## Work item:
Would you repeat every line of the material exactly?

=====

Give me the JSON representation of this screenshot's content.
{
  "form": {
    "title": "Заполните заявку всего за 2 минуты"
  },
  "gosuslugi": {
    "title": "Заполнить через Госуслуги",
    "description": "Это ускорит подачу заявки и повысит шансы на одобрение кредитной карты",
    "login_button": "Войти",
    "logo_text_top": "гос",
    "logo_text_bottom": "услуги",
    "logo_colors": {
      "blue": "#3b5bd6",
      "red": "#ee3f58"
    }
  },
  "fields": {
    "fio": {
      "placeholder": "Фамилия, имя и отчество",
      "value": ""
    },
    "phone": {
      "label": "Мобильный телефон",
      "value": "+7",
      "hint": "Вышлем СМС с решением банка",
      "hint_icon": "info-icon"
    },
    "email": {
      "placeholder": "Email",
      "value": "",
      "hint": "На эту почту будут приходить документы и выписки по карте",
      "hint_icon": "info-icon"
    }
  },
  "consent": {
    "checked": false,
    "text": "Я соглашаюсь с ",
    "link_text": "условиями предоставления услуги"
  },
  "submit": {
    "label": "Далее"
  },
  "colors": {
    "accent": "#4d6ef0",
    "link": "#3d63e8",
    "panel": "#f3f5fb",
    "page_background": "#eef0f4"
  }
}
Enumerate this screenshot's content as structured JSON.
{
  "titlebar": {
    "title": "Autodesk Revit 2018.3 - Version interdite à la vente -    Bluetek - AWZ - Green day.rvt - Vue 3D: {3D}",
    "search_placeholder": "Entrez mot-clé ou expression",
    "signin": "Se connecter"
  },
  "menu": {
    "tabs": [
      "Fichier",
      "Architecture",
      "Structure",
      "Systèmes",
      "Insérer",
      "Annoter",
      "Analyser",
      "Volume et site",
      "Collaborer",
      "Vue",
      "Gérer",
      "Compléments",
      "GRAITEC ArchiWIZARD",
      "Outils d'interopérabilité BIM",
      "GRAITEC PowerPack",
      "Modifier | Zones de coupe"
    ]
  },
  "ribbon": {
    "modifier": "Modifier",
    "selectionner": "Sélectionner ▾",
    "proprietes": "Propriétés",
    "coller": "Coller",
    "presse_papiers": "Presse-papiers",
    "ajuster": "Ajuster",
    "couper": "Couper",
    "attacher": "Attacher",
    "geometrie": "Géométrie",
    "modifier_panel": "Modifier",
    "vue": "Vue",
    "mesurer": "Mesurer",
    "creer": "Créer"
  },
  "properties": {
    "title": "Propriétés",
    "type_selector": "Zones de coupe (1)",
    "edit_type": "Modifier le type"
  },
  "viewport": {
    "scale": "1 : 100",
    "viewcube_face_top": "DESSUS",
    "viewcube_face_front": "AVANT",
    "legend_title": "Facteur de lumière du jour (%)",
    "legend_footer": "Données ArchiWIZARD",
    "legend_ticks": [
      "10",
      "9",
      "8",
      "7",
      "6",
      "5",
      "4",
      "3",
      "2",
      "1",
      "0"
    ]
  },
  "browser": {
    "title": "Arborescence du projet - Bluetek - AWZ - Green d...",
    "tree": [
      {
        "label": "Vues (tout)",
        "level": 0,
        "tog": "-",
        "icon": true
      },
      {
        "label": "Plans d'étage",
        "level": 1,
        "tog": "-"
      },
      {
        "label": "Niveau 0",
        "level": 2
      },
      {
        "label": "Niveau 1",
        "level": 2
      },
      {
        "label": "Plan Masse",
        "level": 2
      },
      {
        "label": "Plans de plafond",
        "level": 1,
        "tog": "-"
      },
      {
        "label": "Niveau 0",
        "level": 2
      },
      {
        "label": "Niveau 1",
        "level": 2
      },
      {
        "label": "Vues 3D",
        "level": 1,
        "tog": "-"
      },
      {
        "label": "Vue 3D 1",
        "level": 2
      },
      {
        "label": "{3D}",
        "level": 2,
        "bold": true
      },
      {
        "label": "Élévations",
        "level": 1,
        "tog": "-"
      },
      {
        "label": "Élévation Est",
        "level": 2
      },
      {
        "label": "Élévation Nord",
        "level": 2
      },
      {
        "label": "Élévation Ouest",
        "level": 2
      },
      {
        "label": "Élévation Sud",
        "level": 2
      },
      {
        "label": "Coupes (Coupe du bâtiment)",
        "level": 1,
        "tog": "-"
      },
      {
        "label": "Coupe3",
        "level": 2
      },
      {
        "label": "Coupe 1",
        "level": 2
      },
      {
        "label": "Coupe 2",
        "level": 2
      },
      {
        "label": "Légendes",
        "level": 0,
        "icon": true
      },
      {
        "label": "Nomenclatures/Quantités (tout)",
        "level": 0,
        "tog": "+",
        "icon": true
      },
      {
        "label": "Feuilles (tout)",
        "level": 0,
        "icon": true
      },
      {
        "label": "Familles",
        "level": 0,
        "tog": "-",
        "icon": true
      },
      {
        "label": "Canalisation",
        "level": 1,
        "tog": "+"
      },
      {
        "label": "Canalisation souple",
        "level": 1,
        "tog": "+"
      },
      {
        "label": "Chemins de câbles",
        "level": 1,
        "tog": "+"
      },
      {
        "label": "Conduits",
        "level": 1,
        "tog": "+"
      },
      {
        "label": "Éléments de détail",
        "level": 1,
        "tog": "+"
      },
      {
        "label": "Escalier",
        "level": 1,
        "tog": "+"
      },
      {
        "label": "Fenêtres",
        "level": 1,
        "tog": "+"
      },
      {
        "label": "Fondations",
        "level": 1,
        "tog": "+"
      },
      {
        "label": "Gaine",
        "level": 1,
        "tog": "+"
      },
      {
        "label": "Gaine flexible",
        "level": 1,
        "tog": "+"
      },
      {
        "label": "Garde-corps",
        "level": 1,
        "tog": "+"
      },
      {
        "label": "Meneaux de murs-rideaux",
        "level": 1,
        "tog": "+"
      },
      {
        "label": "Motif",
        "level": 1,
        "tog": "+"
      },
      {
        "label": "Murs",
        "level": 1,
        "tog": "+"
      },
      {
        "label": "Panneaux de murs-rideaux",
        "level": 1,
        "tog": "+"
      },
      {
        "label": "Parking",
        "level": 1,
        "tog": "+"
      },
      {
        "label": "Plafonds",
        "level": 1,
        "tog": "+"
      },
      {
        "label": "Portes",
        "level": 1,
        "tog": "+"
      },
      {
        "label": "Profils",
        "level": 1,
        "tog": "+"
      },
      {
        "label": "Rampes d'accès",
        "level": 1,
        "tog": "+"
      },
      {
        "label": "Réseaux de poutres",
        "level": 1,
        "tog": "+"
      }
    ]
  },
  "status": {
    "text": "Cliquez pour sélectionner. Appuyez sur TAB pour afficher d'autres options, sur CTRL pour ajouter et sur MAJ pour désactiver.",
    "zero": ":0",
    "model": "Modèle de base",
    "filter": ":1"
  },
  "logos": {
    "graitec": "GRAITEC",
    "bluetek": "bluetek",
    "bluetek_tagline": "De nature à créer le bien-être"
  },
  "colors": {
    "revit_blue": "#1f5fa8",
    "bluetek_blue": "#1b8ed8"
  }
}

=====

## Answer space:
Give me the JSON representation of this screenshot's content.
{
  "form": {
    "title": "Заполните заявку всего за 2 минуты"
  },
  "gosuslugi": {
    "title": "Заполнить через Госуслуги",
    "description": "Это ускорит подачу заявки и повысит шансы на одобрение кредитной карты",
    "login_button": "Войти",
    "logo_text_top": "гос",
    "logo_text_bottom": "услуги",
    "logo_colors": {
      "blue": "#3b5bd6",
      "red": "#ee3f58"
    }
  },
  "fields": {
    "fio": {
      "placeholder": "Фамилия, имя и отчество",
      "value": ""
    },
    "phone": {
      "label": "Мобильный телефон",
      "value": "+7",
      "hint": "Вышлем СМС с решением банка",
      "hint_icon": "info-icon"
    },
    "email": {
      "placeholder": "Email",
      "value": "",
      "hint": "На эту почту будут приходить документы и выписки по карте",
      "hint_icon": "info-icon"
    }
  },
  "consent": {
    "checked": false,
    "text": "Я соглашаюсь с ",
    "link_text": "условиями предоставления услуги"
  },
  "submit": {
    "label": "Далее"
  },
  "colors": {
    "accent": "#4d6ef0",
    "link": "#3d63e8",
    "panel": "#f3f5fb",
    "page_background": "#eef0f4"
  }
}
Enumerate this screenshot's content as structured JSON.
{
  "titlebar": {
    "title": "Autodesk Revit 2018.3 - Version interdite à la vente -    Bluetek - AWZ - Green day.rvt - Vue 3D: {3D}",
    "search_placeholder": "Entrez mot-clé ou expression",
    "signin": "Se connecter"
  },
  "menu": {
    "tabs": [
      "Fichier",
      "Architecture",
      "Structure",
      "Systèmes",
      "Insérer",
      "Annoter",
      "Analyser",
      "Volume et site",
      "Collaborer",
      "Vue",
      "Gérer",
      "Compléments",
      "GRAITEC ArchiWIZARD",
      "Outils d'interopérabilité BIM",
      "GRAITEC PowerPack",
      "Modifier | Zones de coupe"
    ]
  },
  "ribbon": {
    "modifier": "Modifier",
    "selectionner": "Sélectionner ▾",
    "proprietes": "Propriétés",
    "coller": "Coller",
    "presse_papiers": "Presse-papiers",
    "ajuster": "Ajuster",
    "couper": "Couper",
    "attacher": "Attacher",
    "geometrie": "Géométrie",
    "modifier_panel": "Modifier",
    "vue": "Vue",
    "mesurer": "Mesurer",
    "creer": "Créer"
  },
  "properties": {
    "title": "Propriétés",
    "type_selector": "Zones de coupe (1)",
    "edit_type": "Modifier le type"
  },
  "viewport": {
    "scale": "1 : 100",
    "viewcube_face_top": "DESSUS",
    "viewcube_face_front": "AVANT",
    "legend_title": "Facteur de lumière du jour (%)",
    "legend_footer": "Données ArchiWIZARD",
    "legend_ticks": [
      "10",
      "9",
      "8",
      "7",
      "6",
      "5",
      "4",
      "3",
      "2",
      "1",
      "0"
    ]
  },
  "browser": {
    "title": "Arborescence du projet - Bluetek - AWZ - Green d...",
    "tree": [
      {
        "label": "Vues (tout)",
        "level": 0,
        "tog": "-",
        "icon": true
      },
      {
        "label": "Plans d'étage",
        "level": 1,
        "tog": "-"
      },
      {
        "label": "Niveau 0",
        "level": 2
      },
      {
        "label": "Niveau 1",
        "level": 2
      },
      {
        "label": "Plan Masse",
        "level": 2
      },
      {
        "label": "Plans de plafond",
        "level": 1,
        "tog": "-"
      },
      {
        "label": "Niveau 0",
        "level": 2
      },
      {
        "label": "Niveau 1",
        "level": 2
      },
      {
        "label": "Vues 3D",
        "level": 1,
        "tog": "-"
      },
      {
        "label": "Vue 3D 1",
        "level": 2
      },
      {
        "label": "{3D}",
        "level": 2,
        "bold": true
      },
      {
        "label": "Élévations",
        "level": 1,
        "tog": "-"
      },
      {
        "label": "Élévation Est",
        "level": 2
      },
      {
        "label": "Élévation Nord",
        "level": 2
      },
      {
        "label": "Élévation Ouest",
        "level": 2
      },
      {
        "label": "Élévation Sud",
        "level": 2
      },
      {
        "label": "Coupes (Coupe du bâtiment)",
        "level": 1,
        "tog": "-"
      },
      {
        "label": "Coupe3",
        "level": 2
      },
      {
        "label": "Coupe 1",
        "level": 2
      },
      {
        "label": "Coupe 2",
        "level": 2
      },
      {
        "label": "Légendes",
        "level": 0,
        "icon": true
      },
      {
        "label": "Nomenclatures/Quantités (tout)",
        "level": 0,
        "tog": "+",
        "icon": true
      },
      {
        "label": "Feuilles (tout)",
        "level": 0,
        "icon": true
      },
      {
        "label": "Familles",
        "level": 0,
        "tog": "-",
        "icon": true
      },
      {
        "label": "Canalisation",
        "level": 1,
        "tog": "+"
      },
      {
        "label": "Canalisation souple",
        "level": 1,
        "tog": "+"
      },
      {
        "label": "Chemins de câbles",
        "level": 1,
        "tog": "+"
      },
      {
        "label": "Conduits",
        "level": 1,
        "tog": "+"
      },
      {
        "label": "Éléments de détail",
        "level": 1,
        "tog": "+"
      },
      {
        "label": "Escalier",
        "level": 1,
        "tog": "+"
      },
      {
        "label": "Fenêtres",
        "level": 1,
        "tog": "+"
      },
      {
        "label": "Fondations",
        "level": 1,
        "tog": "+"
      },
      {
        "label": "Gaine",
        "level": 1,
        "tog": "+"
      },
      {
        "label": "Gaine flexible",
        "level": 1,
        "tog": "+"
      },
      {
        "label": "Garde-corps",
        "level": 1,
        "tog": "+"
      },
      {
        "label": "Meneaux de murs-rideaux",
        "level": 1,
        "tog": "+"
      },
      {
        "label": "Motif",
        "level": 1,
        "tog": "+"
      },
      {
        "label": "Murs",
        "level": 1,
        "tog": "+"
      },
      {
        "label": "Panneaux de murs-rideaux",
        "level": 1,
        "tog": "+"
      },
      {
        "label": "Parking",
        "level": 1,
        "tog": "+"
      },
      {
        "label": "Plafonds",
        "level": 1,
        "tog": "+"
      },
      {
        "label": "Portes",
        "level": 1,
        "tog": "+"
      },
      {
        "label": "Profils",
        "level": 1,
        "tog": "+"
      },
      {
        "label": "Rampes d'accès",
        "level": 1,
        "tog": "+"
      },
      {
        "label": "Réseaux de poutres",
        "level": 1,
        "tog": "+"
      }
    ]
  },
  "status": {
    "text": "Cliquez pour sélectionner. Appuyez sur TAB pour afficher d'autres options, sur CTRL pour ajouter et sur MAJ pour désactiver.",
    "zero": ":0",
    "model": "Modèle de base",
    "filter": ":1"
  },
  "logos": {
    "graitec": "GRAITEC",
    "bluetek": "bluetek",
    "bluetek_tagline": "De nature à créer le bien-être"
  },
  "colors": {
    "revit_blue": "#1f5fa8",
    "bluetek_blue": "#1b8ed8"
  }
}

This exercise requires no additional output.